[Source data]
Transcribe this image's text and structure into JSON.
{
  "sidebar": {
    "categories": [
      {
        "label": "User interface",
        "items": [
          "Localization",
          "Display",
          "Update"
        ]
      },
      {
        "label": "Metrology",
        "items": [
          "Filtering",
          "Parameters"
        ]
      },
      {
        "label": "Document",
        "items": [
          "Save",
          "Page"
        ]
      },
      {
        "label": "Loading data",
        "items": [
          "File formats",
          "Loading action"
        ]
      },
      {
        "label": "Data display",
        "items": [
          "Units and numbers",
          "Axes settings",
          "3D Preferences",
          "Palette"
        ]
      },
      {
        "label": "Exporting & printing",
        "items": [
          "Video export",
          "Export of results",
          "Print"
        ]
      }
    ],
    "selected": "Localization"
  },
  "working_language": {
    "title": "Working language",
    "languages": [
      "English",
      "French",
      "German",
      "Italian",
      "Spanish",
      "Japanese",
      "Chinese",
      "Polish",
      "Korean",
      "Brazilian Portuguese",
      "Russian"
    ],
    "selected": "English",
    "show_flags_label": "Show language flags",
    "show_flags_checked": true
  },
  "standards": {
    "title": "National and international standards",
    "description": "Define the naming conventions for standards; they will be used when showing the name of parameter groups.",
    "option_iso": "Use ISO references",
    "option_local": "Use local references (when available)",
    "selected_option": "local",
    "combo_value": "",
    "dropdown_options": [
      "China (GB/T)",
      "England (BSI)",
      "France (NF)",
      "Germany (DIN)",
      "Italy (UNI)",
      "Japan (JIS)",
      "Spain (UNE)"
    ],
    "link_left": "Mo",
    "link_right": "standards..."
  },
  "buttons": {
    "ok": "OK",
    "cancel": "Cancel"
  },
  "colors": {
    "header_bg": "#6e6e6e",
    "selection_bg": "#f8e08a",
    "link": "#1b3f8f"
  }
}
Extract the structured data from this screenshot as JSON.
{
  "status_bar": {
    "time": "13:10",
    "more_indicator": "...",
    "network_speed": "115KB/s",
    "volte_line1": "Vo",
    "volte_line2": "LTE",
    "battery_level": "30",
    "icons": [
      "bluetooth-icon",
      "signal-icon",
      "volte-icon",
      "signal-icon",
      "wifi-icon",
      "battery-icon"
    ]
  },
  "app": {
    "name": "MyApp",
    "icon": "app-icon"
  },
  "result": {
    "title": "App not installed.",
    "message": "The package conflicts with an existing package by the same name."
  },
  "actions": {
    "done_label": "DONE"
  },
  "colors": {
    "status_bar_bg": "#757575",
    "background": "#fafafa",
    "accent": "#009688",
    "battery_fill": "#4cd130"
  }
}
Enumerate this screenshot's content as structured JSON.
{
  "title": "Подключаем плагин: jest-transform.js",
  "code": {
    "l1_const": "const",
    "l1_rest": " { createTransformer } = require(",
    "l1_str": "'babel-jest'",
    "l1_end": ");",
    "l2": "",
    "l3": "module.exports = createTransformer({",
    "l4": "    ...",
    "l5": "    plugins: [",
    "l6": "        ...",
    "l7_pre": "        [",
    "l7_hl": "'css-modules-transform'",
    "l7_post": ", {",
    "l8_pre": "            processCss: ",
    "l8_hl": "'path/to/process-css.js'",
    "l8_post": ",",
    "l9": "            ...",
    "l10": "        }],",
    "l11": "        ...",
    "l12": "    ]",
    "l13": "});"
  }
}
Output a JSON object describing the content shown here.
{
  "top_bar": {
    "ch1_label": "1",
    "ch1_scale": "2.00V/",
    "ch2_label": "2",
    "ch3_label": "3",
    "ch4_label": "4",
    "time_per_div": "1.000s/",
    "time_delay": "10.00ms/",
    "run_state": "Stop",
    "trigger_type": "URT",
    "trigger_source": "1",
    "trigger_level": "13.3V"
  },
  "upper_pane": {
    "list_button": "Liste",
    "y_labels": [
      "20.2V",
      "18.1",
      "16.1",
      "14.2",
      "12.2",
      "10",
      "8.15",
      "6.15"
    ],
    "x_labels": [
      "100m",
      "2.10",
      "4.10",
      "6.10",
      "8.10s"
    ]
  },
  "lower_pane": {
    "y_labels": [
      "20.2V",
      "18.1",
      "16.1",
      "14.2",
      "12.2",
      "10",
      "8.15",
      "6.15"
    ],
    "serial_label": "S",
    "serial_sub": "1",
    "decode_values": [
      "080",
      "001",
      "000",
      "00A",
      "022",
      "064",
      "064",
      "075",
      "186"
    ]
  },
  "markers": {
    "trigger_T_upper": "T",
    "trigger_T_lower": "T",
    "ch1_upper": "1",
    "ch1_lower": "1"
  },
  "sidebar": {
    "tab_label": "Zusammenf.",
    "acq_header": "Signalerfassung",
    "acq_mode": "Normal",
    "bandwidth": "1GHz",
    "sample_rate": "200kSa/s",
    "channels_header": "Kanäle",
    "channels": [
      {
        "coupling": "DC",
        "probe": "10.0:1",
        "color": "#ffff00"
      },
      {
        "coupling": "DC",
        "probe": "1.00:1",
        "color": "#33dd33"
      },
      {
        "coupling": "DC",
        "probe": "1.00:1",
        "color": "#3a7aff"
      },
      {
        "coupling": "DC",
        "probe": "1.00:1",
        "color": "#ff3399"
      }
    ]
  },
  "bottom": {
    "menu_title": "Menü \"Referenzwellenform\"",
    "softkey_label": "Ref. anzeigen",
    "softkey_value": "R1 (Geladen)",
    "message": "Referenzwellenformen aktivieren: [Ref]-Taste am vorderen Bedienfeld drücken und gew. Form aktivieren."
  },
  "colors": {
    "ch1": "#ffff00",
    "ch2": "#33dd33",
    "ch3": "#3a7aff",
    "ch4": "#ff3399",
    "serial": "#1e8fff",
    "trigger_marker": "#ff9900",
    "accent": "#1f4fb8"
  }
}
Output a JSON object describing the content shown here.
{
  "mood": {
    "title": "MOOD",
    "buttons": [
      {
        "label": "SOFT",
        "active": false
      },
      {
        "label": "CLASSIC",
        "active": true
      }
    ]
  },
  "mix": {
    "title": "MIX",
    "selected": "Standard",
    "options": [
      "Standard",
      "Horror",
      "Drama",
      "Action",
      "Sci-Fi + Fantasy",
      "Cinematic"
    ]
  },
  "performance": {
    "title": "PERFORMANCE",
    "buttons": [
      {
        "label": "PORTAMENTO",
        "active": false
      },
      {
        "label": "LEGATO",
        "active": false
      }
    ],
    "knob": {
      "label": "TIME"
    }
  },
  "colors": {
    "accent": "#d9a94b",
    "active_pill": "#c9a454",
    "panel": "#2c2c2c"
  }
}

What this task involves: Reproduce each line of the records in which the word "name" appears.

Reply to the exercise:
    "description": "Define the naming conventions for standards; they will be used when showing the name of parameter groups.",
    "name": "MyApp",
    "message": "The package conflicts with an existing package by the same name."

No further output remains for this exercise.